- fulfill all of the detailed objectives listed under each individual section.
- design a multi‑step synthesis in which you may have to use any of the reactions discussed in this chapter together with any number of reactions from previous chapters.
- solve “road‑map” problems that require a knowledge of the chemistry of aldehydes and ketones.
- use evidence from any combination of infrared spectroscopy, nuclear magnetic resonance spectroscopy, mass spectroscopy and chemical reactions to determine the structure of an unknown aldehyde or ketone.
- define, and use in context, the key terms introduced in this chapter.

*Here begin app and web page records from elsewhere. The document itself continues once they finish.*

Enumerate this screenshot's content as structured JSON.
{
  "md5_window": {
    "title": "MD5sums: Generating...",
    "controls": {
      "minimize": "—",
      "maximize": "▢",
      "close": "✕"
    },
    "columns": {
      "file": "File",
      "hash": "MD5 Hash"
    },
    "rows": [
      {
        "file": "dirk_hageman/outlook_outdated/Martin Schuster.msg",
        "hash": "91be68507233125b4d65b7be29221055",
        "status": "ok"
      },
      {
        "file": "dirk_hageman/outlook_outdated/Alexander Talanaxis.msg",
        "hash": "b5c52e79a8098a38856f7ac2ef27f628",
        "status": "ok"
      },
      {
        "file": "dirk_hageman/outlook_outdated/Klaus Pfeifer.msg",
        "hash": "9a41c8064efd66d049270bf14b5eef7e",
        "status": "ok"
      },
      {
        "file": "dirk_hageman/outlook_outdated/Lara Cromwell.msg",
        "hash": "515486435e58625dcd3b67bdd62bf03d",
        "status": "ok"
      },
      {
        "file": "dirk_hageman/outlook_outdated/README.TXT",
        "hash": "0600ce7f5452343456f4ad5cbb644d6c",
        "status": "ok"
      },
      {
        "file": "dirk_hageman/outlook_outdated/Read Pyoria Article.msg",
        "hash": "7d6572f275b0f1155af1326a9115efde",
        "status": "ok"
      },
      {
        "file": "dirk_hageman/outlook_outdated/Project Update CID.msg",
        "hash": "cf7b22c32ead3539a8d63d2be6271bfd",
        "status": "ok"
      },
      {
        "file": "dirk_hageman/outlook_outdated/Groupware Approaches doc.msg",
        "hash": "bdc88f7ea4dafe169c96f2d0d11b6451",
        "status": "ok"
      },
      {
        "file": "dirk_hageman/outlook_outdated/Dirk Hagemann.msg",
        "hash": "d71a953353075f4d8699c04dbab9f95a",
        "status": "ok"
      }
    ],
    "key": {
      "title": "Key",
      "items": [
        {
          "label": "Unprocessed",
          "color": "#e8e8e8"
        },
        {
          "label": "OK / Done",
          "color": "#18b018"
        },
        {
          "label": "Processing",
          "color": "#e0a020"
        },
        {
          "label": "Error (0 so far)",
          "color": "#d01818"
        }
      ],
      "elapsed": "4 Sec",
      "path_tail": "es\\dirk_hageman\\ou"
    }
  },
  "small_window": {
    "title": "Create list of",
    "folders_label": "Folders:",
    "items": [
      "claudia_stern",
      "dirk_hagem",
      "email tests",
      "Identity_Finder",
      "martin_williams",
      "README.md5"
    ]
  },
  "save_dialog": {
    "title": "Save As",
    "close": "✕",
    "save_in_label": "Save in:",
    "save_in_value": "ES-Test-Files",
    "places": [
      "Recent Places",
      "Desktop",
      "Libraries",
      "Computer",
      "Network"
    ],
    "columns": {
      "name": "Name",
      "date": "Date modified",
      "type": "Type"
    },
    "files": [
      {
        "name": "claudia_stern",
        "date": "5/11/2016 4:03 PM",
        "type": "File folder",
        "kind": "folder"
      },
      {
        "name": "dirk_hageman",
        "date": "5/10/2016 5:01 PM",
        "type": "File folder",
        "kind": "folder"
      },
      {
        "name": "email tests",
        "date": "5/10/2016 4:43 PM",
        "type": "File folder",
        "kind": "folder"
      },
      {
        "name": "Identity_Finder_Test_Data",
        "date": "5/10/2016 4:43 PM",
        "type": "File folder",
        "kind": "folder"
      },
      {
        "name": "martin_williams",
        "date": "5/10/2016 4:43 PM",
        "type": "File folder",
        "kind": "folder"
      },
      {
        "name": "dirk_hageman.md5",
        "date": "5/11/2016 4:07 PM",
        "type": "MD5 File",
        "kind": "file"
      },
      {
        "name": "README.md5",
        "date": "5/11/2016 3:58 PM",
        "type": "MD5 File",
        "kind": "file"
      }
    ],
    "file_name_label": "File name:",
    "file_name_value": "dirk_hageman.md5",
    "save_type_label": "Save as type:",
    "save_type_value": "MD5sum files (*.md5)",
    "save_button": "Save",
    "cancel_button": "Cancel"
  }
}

In 1969 the molecule formaldehyde was discovered to be the first polyatomic organic molecule present in interstellar space by the National Radio Astronomy Observatory. The reactivity of formaldehyde gives it a wide variety of uses from embalming fluid to finger nail polish. Formaldehyde contain a C=O bond called a carbonyl, which is fundamental to study of organic chemistry. In this chapter we will begin a multi-chapter discussion on the chemistry of the carbonyl bond starting with aldehyde and ketone functional groups.
In Chapter 19, we make a comprehensive study of the chemistry of aldehydes and ketones. Aldehydes and ketones are discussed together because their chemistry is very similar. However, as you work through the chapter, be sure to look for specific instances where the chemistry of these two classes of compounds differs.
As usual, we begin the chapter with a discussion of nomenclature. This introduction is followed by descriptions of the methods used to prepare aldehydes and ketones in the laboratory. You will notice that a number of these reactions have already appeared in previous units. Note that an important difference between aldehydes and ketones is the resistance of ketones to oxidation.
A large part of this chapter is concerned with the addition of various nucleophiles to the carbonyl group of aldehydes and ketones. In particular, we discuss the addition of a variety of nitrogen‑containing compounds, alcohols and phosphorus ylides. Many of these reactions are important to chemists concerned primarily with the synthesis of new organic compounds.
We also describe the Cannizzaro reaction and conjugate addition to α, β‑unsaturated carbonyl compounds. We mention the occurrence of nucleophilic addition reactions in biological systems, and conclude the unit with a look at the use of spectroscopic techniques in the analysis of aldehydes and ketones.
Preview of Carbonyl Chemistry
Aldehydes and ketones are organic compounds which incorporate a carbonyl functional group, C=O. The carbon atom of this group has two remaining bonds that may be occupied by hydrogen, alkyl or aryl substituents. If at least one of these substituents is hydrogen, the compound is an aldehyde. If both are carbons, the compound is a ketone.
Because of the greater electronegativity of oxygen, the carbonyl group is polar, and aldehydes and ketones have larger molecular dipole moments (D) than do alkenes. The resonance structures below illustrate this polarity, and the relative dipole moments of formaldehyde, other aldehydes and ketones.
This polarity causes the carbonyl carbon to be partially positive (electrophillic) and the oxygen partially negative (nucleophillic). The C=O bond is prone to nucleophillic attack because or carbon's positive charge and oxygen's negative charge. In general, nucleophiles attack the electrophilic carbon and become a part of the structure while the oxygen is protonated forming a hydroxyl group.
Aldehydes and ketones are widespread in nature and are often combined with other functional groups. Examples of naturally occurring molecules which contain an aldehyde or ketone functional group are shown in the following two figures. The compounds in the figure 1 are found chiefly in plants or microorganisms and those in the figure 2 have animal origins. Many of these molecular structures are chiral.
When chiral compounds are found in nature they are usually enantiomerically pure, although different sources may yield different enantiomers. For example, carvone is found as its levorotatory (R)-enantiomer in spearmint oil, whereas, caraway seeds contain the dextrorotatory (S)-enantiomer. In this case the change of the stereochemistry causes a drastic change in the perceived scent. Aldehydes and ketones are known for their sweet and sometimes pungent odors. The odor from vanilla extract comes from the molecule vanillin. Likewise, benzaldehyde provides a strong scent of almonds and is this author’s favorite chemical smell. Because of their pleasant fragrances aldehyde and ketone containing molecules are often found in perfumes. However, not all of the fragrances are pleasing. In particular, 2-heptanone provides part of the sharp scent from blue cheese and (R)-muscone is part of the musky smell from the Himalayan musk deer. Lastly, ketones show up in many important hormones such as progesterone (a female sex hormone) and testosterone (a male sex hormone). Notice how subtle differences in structure can cause drastic changes in biological activity. The ketone functionality also shows up in the anti-inflammatory steroid, cortisone.